And the Economic Community of West African States (ECOWAS), which initially pledged 3,300 troops in Mali, expects to see that number to rise. “Up until now, a dozen African nations have offered to contribute to this force, bringing its total to 5,000 or 6,000,” reports the South African government news agency.

France currently has close to 3,000 troops in Mali, and an estimated 8,000 African troops are expected to eventually take over, reports the BBC.

In an effort to enable Malians to maintain control over their territory once international powers step back, officials said today that European Union countries are meeting in Brussels to discuss contributing more troops, reports the Associated Press. The mission could include deploying 500 people, half of whom would be working as military trainers, by April 1.

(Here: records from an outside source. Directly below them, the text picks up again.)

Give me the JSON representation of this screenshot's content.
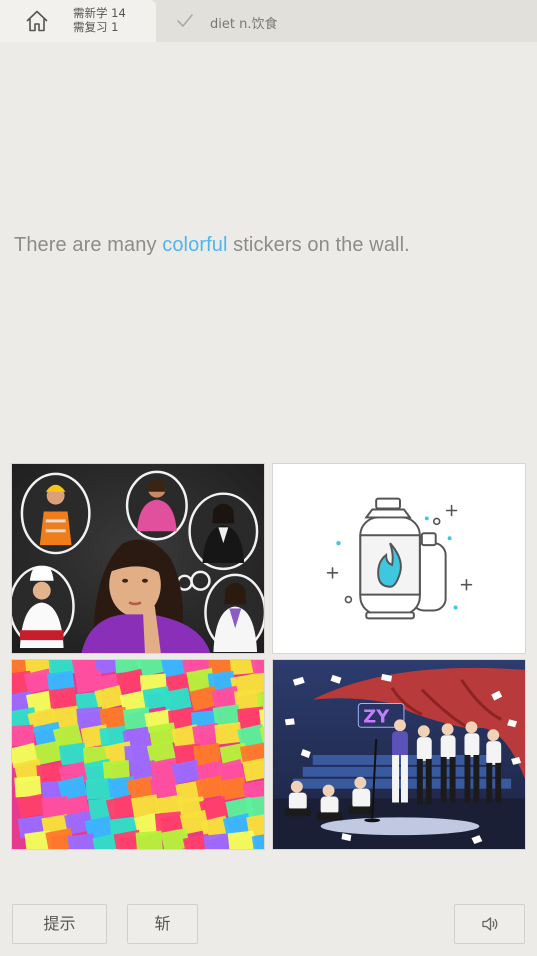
{
  "header": {
    "home_icon": "home-icon",
    "new_count": "需新学 14",
    "review_count": "需复习 1",
    "check_icon": "check-icon",
    "word": "diet n.饮食"
  },
  "sentence": {
    "before": "There are many ",
    "highlight": "colorful",
    "after": " stickers on the wall.",
    "highlight_color": "#4fb6ee"
  },
  "options": [
    {
      "id": "option-1",
      "depicts": "thinking-woman-with-professions"
    },
    {
      "id": "option-2",
      "depicts": "gas-cylinder-illustration"
    },
    {
      "id": "option-3",
      "depicts": "colorful-sticky-notes-wall"
    },
    {
      "id": "option-4",
      "depicts": "dance-group-on-stage"
    }
  ],
  "footer": {
    "hint_label": "提示",
    "kill_label": "斩",
    "audio_icon": "speaker-icon"
  }
}
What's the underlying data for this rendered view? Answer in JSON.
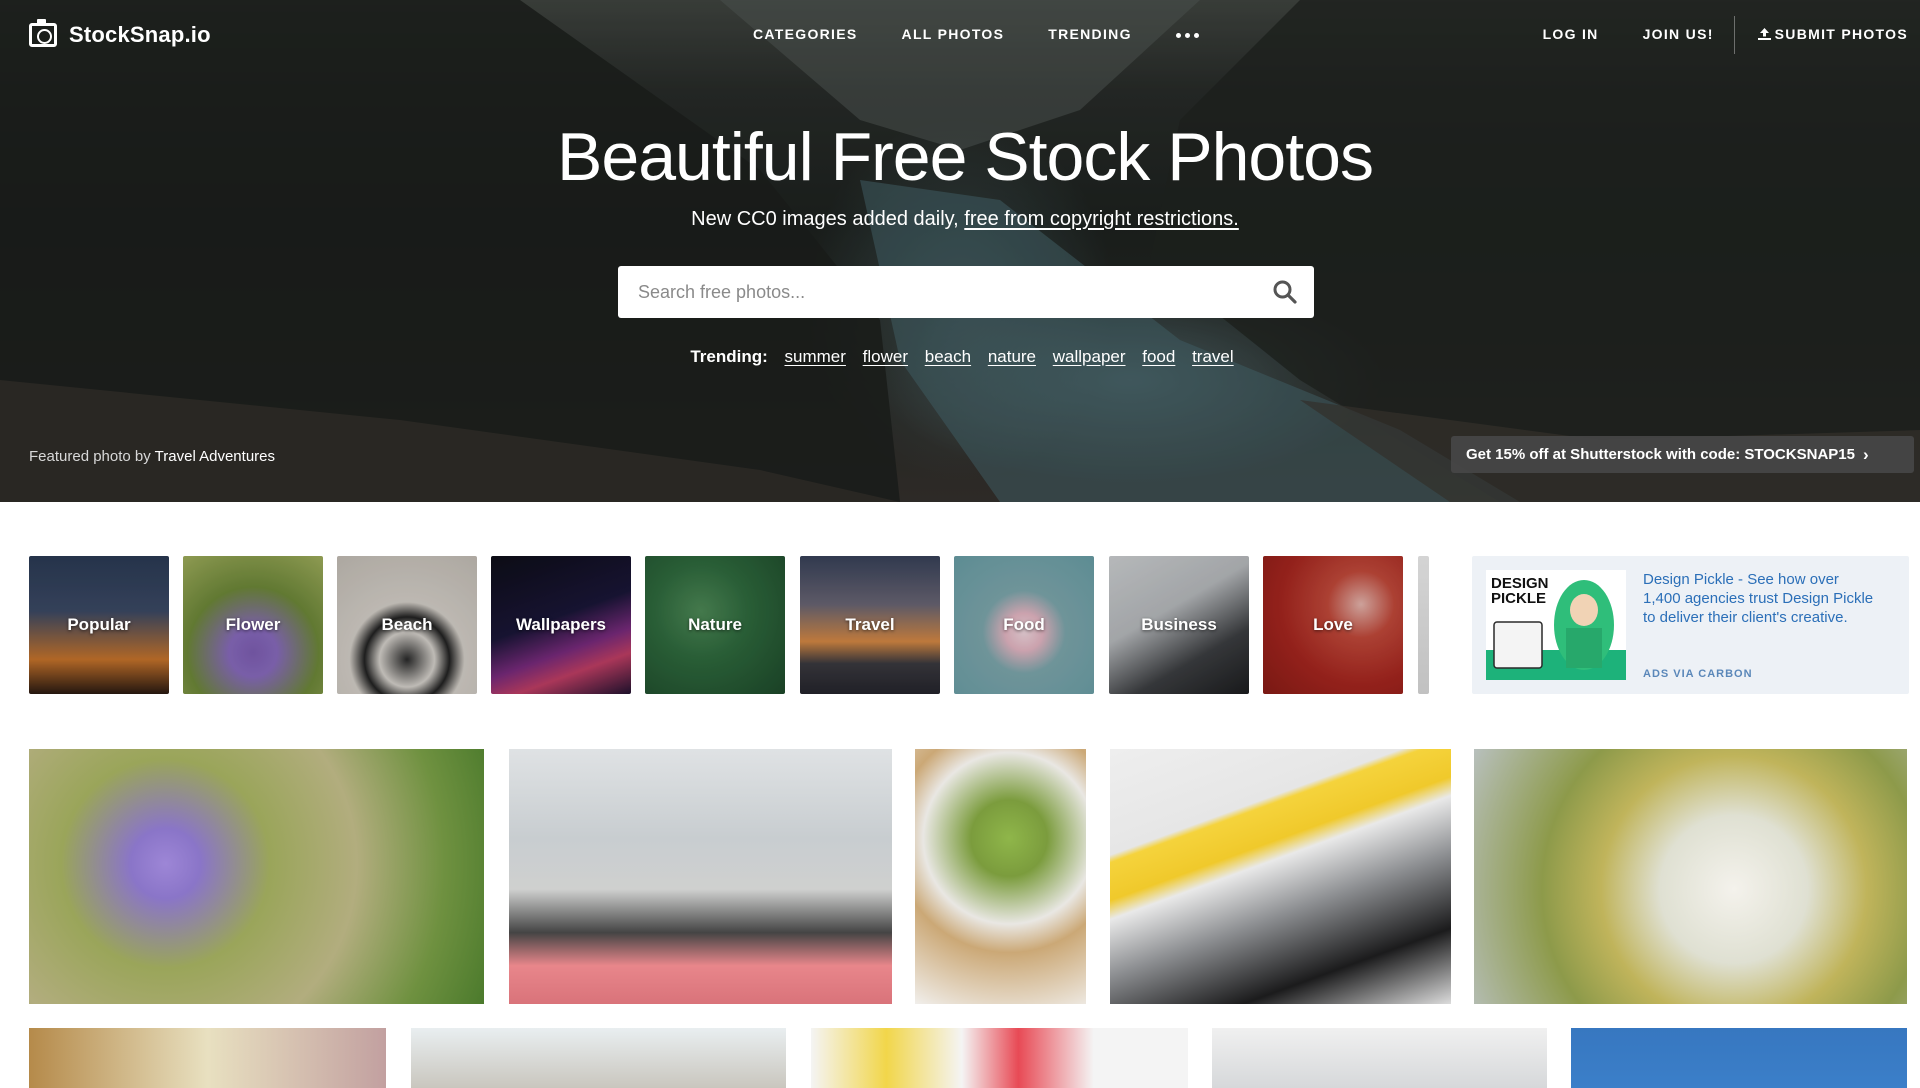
{
  "brand": {
    "name": "StockSnap.io"
  },
  "nav": {
    "center": [
      "CATEGORIES",
      "ALL PHOTOS",
      "TRENDING"
    ],
    "login": "LOG IN",
    "join": "JOIN US!",
    "submit": "SUBMIT PHOTOS"
  },
  "hero": {
    "title": "Beautiful Free Stock Photos",
    "subtitle_prefix": "New CC0 images added daily, ",
    "subtitle_link": "free from copyright restrictions.",
    "search_placeholder": "Search free photos...",
    "trending_label": "Trending:",
    "trending_terms": [
      "summer",
      "flower",
      "beach",
      "nature",
      "wallpaper",
      "food",
      "travel"
    ],
    "featured_prefix": "Featured photo by ",
    "featured_author": "Travel Adventures",
    "promo": "Get 15% off at Shutterstock with code: STOCKSNAP15"
  },
  "categories": [
    "Popular",
    "Flower",
    "Beach",
    "Wallpapers",
    "Nature",
    "Travel",
    "Food",
    "Business",
    "Love"
  ],
  "ad": {
    "image_text": "DESIGN PICKLE",
    "text": "Design Pickle - See how over 1,400 agencies trust Design Pickle to deliver their client's creative.",
    "via": "ADS VIA CARBON"
  },
  "icons": {
    "logo": "camera-icon",
    "more": "more-dots-icon",
    "upload": "upload-icon",
    "search": "search-icon",
    "promo_arrow": "chevron-right-icon"
  }
}
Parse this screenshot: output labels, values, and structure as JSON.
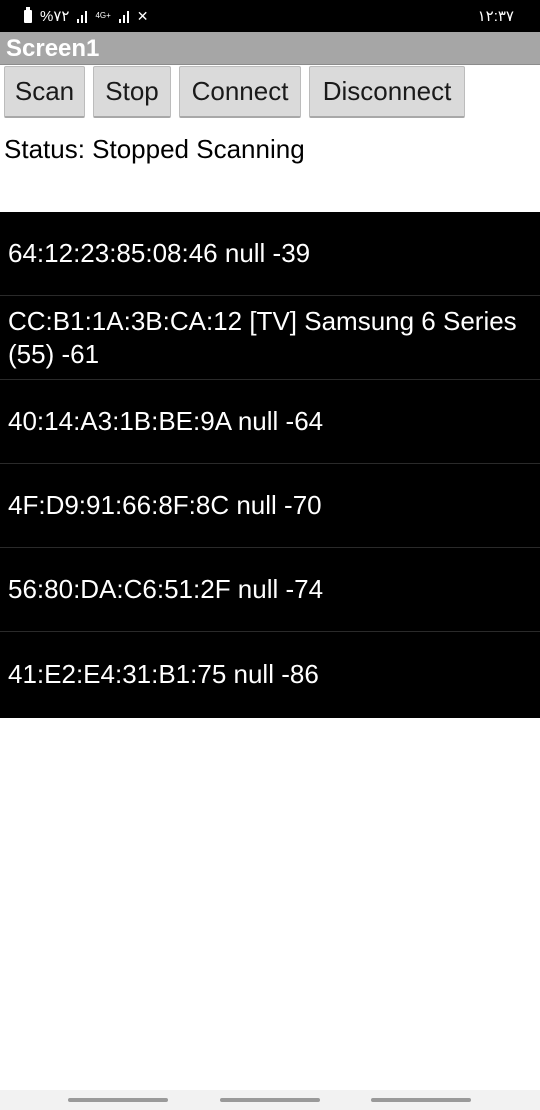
{
  "status_bar": {
    "battery_text": "%۷۲",
    "network_label": "4G+",
    "time": "۱۲:۳۷"
  },
  "app": {
    "title": "Screen1"
  },
  "buttons": {
    "scan": "Scan",
    "stop": "Stop",
    "connect": "Connect",
    "disconnect": "Disconnect"
  },
  "status_text": "Status: Stopped Scanning",
  "devices": [
    "64:12:23:85:08:46 null -39",
    "CC:B1:1A:3B:CA:12 [TV] Samsung 6 Series (55) -61",
    "40:14:A3:1B:BE:9A null -64",
    "4F:D9:91:66:8F:8C null -70",
    "56:80:DA:C6:51:2F null -74",
    "41:E2:E4:31:B1:75 null -86"
  ],
  "icons": {
    "battery": "battery-icon",
    "signal": "signal-icon",
    "mute": "mute-icon"
  },
  "colors": {
    "title_bar": "#a6a6a6",
    "list_background": "#000000",
    "button_background": "#dadada"
  }
}
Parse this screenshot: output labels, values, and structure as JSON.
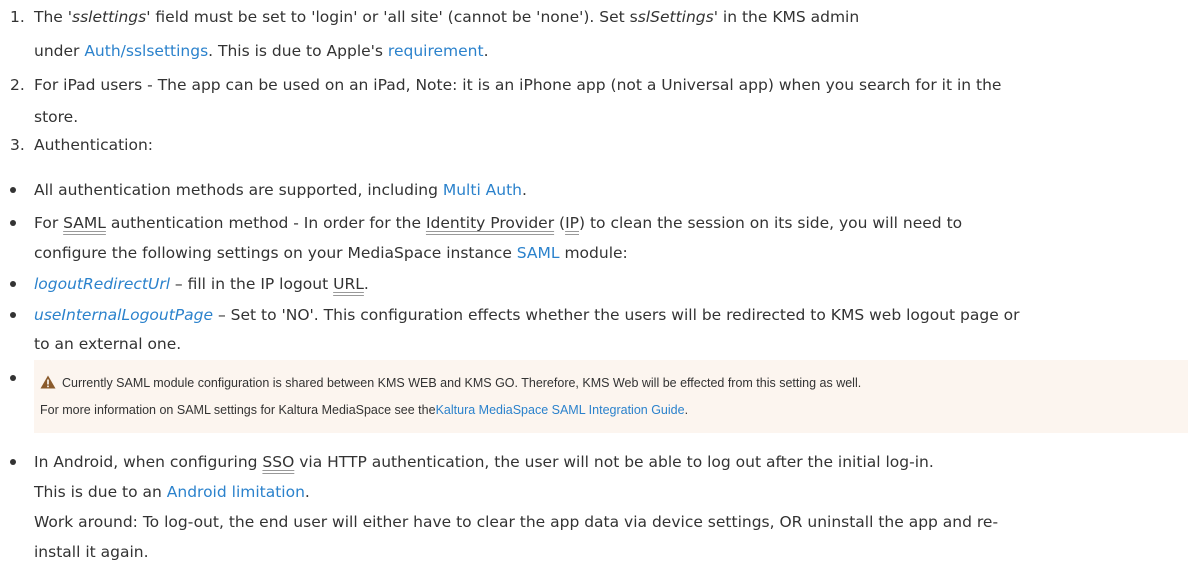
{
  "item1": {
    "number": "1.",
    "t1": "The  '",
    "field": "sslettings",
    "t2": "' field must be set to 'login' or 'all site' (cannot be 'none'). Set s",
    "setting": "slSettings",
    "t3": "' in the KMS admin",
    "t4": "under ",
    "auth_link": "Auth/sslsettings",
    "t5": ". This is due to Apple's ",
    "req_link": "requirement",
    "t6": "."
  },
  "item2": {
    "number": "2.",
    "line1": "For iPad users - The app can be used on an iPad, Note: it is an iPhone app (not a Universal app) when you search for it in the",
    "line2": "store."
  },
  "item3": {
    "number": "3.",
    "text": "Authentication:"
  },
  "b1": {
    "t1": "All authentication methods are supported, including ",
    "link": "Multi Auth",
    "t2": "."
  },
  "b2": {
    "t1": "For ",
    "saml": "SAML",
    "t2": " authentication method - In order for the ",
    "idp": "Identity Provider",
    "t3": " (",
    "ip": "IP",
    "t4": ") to clean the session on its side, you will need to",
    "t5": "configure the following settings on your MediaSpace instance ",
    "saml_link": "SAML",
    "t6": " module:"
  },
  "b3": {
    "link": "logoutRedirectUrl",
    "t1": " – fill in the IP logout ",
    "url": "URL",
    "t2": "."
  },
  "b4": {
    "link": "useInternalLogoutPage",
    "t1": " – Set to 'NO'. This configuration effects whether the users will be redirected to KMS web logout page or",
    "t2": "to an external one."
  },
  "note": {
    "line1": "Currently SAML module configuration is shared between KMS WEB and KMS GO. Therefore, KMS Web will be effected from this setting as well.",
    "line2": "For more information on SAML settings for Kaltura MediaSpace see the",
    "link": "Kaltura MediaSpace SAML Integration Guide",
    "end": ".",
    "icon": "warning-icon",
    "icon_color": "#8a5a2b",
    "bg": "#fcf5ef"
  },
  "b5": {
    "t1": "In Android, when configuring ",
    "sso": "SSO",
    "t2": " via HTTP authentication, the user will not be able to log out after the initial log-in.",
    "t3": "This is due to an ",
    "link": "Android limitation",
    "t4": ".",
    "t5": "Work around: To log-out, the end user will either have to clear the app data via device settings, OR uninstall the app and re-",
    "t6": "install it again."
  },
  "colors": {
    "text": "#333333",
    "link": "#2b82cc"
  }
}
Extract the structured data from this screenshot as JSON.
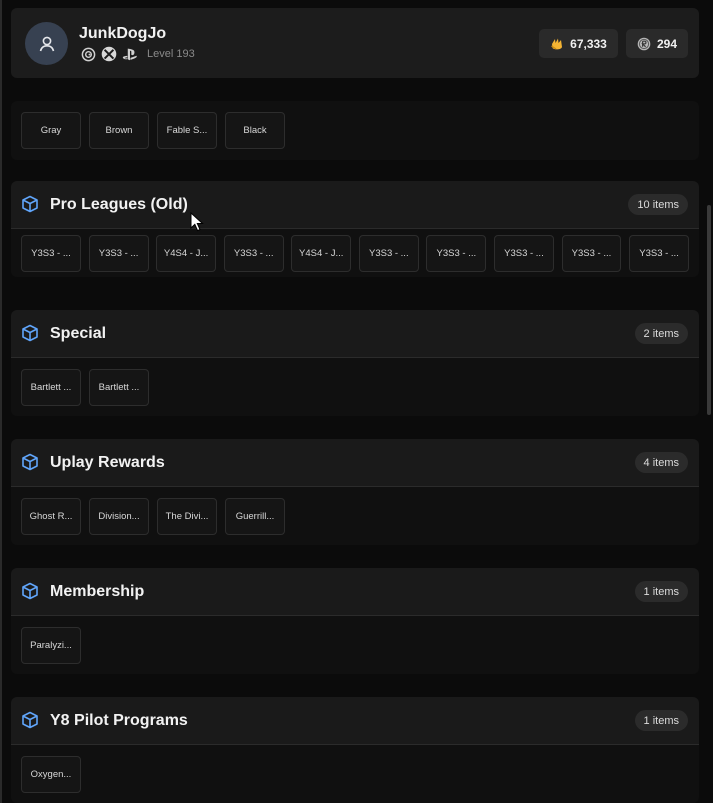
{
  "header": {
    "username": "JunkDogJo",
    "level_text": "Level 193",
    "renown": "67,333",
    "credits": "294",
    "platforms": [
      "ubisoft-icon",
      "xbox-icon",
      "playstation-icon"
    ]
  },
  "colors": {
    "accent": "#60a5fa",
    "renown": "#f5b433",
    "panel_bg": "#1a1a1a"
  },
  "top_panel": {
    "items": [
      "Gray",
      "Brown",
      "Fable S...",
      "Black"
    ]
  },
  "categories": [
    {
      "title": "Pro Leagues (Old)",
      "badge": "10 items",
      "items": [
        "Y3S3 - ...",
        "Y3S3 - ...",
        "Y4S4 - J...",
        "Y3S3 - ...",
        "Y4S4 - J...",
        "Y3S3 - ...",
        "Y3S3 - ...",
        "Y3S3 - ...",
        "Y3S3 - ...",
        "Y3S3 - ..."
      ]
    },
    {
      "title": "Special",
      "badge": "2 items",
      "items": [
        "Bartlett ...",
        "Bartlett ..."
      ]
    },
    {
      "title": "Uplay Rewards",
      "badge": "4 items",
      "items": [
        "Ghost R...",
        "Division...",
        "The Divi...",
        "Guerrill..."
      ]
    },
    {
      "title": "Membership",
      "badge": "1 items",
      "items": [
        "Paralyzi..."
      ]
    },
    {
      "title": "Y8 Pilot Programs",
      "badge": "1 items",
      "items": [
        "Oxygen..."
      ]
    }
  ]
}
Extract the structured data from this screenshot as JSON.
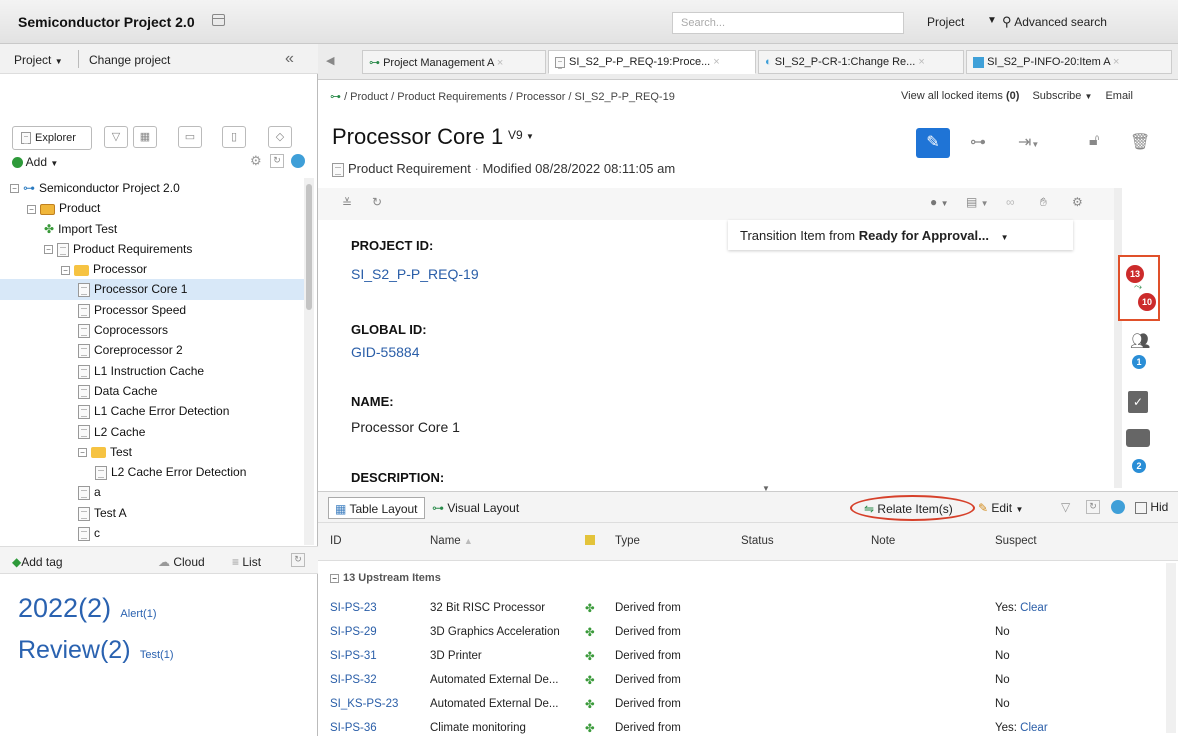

The United States, for its part, has said it will not deploy combat troops to Mali. However, during the weekend the US agreed to provide support for in-flight refueling to French troops there, reports Bloomberg News. In a sign of increased US involvement in the region, the US and Niger signed a pact that will allow US military personnel to be stationed in the country, which sits just east of Mali. Bloomberg reports the plan has been in the works for more than a year, and could possibly include the stationing of US drones in Niger. 

According to the AP the US has already been providing help in the region:

The U.S. has been providing military transport to help move French troops and equipment. The U.S. flew one refueling mission on Sunday, delivering 33,000 pounds of fuel, the U.S. Africa Command said.

The U.S. is also assisting six African countries: Niger, Chad, Nigeria, Senegal, Burkina Faso and Togo with "non-lethal equipment" and training, as well as transport to move troops to Mali, [Don Yamamoto US principal deputy assistant secretary of state for African affairs] said.

Yesterday in Timbuktu, crowds came out to cheer on the French and Malian forces that liberated their home. Flags from both countries were flying, and people were dancing and celebrating, according to a second Monitor report.

“Under the Islamists, you could never see this – people listening to music together in the open air,” says Cissé Al Mansour, a cook in Timbuktu.

The United Nations reports that more than 11,000 people have been forced to flee their homes due to the fighting in Mali, and an estimated 23,000 have been displaced since the crisis started, according to Bloomberg.

You've read  of  free articles. Subscribe to continue.

Dear Reader,

About a year ago, I happened upon this statement about the Monitor in the Harvard Business Review – under the charming heading of “do things that don’t interest you”:

“Many things that end up” being meaningful, writes social scientist Joseph Grenny, “have come from conference workshops, articles, or online videos that began as a chore and ended with an insight. My work in Kenya, for example, was heavily influenced by a Christian Science Monitor article I had forced myself to read 10 years earlier. Sometimes, we call things ‘boring’ simply because they lie outside the box we are currently in.”

If you were to come up with a punchline to a joke about the Monitor, that would probably be it. We’re seen as being global, fair, insightful, and perhaps a bit too earnest. We’re the bran muffin of journalism.

But you know what? We change lives. And I’m going to argue that we change lives precisely because we force open that too-small box that most human beings think they live in.

The Monitor is a peculiar little publication that’s hard for the world to figure out. We’re run by a church, but we’re not only for church members and we’re not about converting people. We’re known as being fair even as the world becomes as polarized as at any time since the newspaper’s founding in 1908.

We have a mission beyond circulation, we want to bridge divides. We’re about kicking down the door of thought everywhere and saying, “You are bigger and more capable than you realize. And we can prove it.”

If you’re looking for bran muffin journalism, you can subscribe to the Monitor for $15. You’ll get the Monitor Weekly magazine, the Monitor Daily email, and unlimited access to